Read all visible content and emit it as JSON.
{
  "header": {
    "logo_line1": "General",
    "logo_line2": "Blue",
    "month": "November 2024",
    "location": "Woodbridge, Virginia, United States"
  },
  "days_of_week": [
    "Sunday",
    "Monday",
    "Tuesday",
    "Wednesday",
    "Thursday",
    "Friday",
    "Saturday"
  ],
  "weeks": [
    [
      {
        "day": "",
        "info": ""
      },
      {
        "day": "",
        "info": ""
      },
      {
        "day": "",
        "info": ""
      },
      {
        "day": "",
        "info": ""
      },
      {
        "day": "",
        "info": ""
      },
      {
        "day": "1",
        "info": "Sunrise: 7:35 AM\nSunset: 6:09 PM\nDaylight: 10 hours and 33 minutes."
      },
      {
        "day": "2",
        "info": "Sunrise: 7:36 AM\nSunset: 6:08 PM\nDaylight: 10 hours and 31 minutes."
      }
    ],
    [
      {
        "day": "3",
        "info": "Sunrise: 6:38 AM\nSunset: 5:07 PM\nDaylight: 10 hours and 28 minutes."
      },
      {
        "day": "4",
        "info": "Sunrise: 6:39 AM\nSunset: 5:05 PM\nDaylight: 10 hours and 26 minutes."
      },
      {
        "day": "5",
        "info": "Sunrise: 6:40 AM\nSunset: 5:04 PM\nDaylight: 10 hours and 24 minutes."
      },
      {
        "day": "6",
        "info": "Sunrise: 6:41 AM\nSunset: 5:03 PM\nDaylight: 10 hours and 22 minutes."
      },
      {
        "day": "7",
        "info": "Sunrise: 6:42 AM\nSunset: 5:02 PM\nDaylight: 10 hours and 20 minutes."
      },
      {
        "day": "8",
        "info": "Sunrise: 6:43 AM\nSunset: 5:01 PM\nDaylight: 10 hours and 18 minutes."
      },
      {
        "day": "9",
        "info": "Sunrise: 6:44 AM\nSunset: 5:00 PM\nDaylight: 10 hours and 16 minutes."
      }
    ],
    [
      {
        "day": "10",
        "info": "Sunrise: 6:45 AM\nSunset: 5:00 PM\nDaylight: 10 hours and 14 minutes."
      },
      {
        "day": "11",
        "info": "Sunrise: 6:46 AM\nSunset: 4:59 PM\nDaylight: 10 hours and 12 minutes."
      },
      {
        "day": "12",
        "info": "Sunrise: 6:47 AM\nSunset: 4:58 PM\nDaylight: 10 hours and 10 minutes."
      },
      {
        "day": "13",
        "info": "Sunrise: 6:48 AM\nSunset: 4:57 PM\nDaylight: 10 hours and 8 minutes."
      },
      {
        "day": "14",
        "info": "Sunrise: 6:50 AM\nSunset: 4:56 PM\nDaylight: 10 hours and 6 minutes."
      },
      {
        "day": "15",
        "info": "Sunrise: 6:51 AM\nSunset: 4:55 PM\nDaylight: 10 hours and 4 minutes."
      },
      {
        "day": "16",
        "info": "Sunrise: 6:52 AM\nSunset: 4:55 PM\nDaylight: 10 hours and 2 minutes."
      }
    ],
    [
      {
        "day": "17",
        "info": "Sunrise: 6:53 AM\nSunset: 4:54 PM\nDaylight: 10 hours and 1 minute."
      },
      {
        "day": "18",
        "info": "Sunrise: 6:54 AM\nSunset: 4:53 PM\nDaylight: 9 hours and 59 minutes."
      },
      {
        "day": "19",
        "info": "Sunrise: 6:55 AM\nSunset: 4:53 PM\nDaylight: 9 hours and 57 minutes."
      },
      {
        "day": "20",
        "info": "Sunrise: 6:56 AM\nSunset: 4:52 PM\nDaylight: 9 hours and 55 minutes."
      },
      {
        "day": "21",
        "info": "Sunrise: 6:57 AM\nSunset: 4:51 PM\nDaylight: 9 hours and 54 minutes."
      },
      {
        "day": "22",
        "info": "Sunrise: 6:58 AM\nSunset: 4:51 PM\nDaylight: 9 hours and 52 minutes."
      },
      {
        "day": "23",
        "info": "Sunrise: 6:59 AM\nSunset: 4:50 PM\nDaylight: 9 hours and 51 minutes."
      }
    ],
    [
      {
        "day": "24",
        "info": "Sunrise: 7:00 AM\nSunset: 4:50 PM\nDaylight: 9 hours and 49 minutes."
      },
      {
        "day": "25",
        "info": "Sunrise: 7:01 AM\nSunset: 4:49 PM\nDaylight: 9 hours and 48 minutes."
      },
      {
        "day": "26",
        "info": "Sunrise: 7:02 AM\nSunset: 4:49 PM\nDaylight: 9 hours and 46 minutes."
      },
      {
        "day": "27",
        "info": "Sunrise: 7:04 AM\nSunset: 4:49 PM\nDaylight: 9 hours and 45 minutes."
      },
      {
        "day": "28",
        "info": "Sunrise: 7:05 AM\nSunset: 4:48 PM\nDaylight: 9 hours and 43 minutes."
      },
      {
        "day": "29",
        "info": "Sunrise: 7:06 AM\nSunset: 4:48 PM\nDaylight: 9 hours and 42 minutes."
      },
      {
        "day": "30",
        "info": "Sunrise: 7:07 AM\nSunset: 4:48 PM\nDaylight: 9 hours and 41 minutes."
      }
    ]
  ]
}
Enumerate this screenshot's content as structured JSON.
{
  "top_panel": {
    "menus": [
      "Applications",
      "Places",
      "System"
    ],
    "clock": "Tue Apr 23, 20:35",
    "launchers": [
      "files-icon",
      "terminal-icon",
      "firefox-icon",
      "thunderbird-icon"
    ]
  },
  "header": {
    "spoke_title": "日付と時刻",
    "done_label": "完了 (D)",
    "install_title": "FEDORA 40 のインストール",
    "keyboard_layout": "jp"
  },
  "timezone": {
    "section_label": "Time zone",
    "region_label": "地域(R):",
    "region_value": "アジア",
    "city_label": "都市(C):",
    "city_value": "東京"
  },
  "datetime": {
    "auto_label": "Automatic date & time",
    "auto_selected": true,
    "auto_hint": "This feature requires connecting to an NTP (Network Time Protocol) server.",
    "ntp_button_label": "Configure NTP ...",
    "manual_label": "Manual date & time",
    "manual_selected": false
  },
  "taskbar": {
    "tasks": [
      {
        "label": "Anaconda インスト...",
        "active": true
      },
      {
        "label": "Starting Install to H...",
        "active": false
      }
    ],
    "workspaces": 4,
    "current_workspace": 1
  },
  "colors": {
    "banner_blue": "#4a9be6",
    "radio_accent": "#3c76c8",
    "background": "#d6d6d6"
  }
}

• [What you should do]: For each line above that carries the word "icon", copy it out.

• [Task response]:
      "files-icon",
      "terminal-icon",
      "firefox-icon",
      "thunderbird-icon"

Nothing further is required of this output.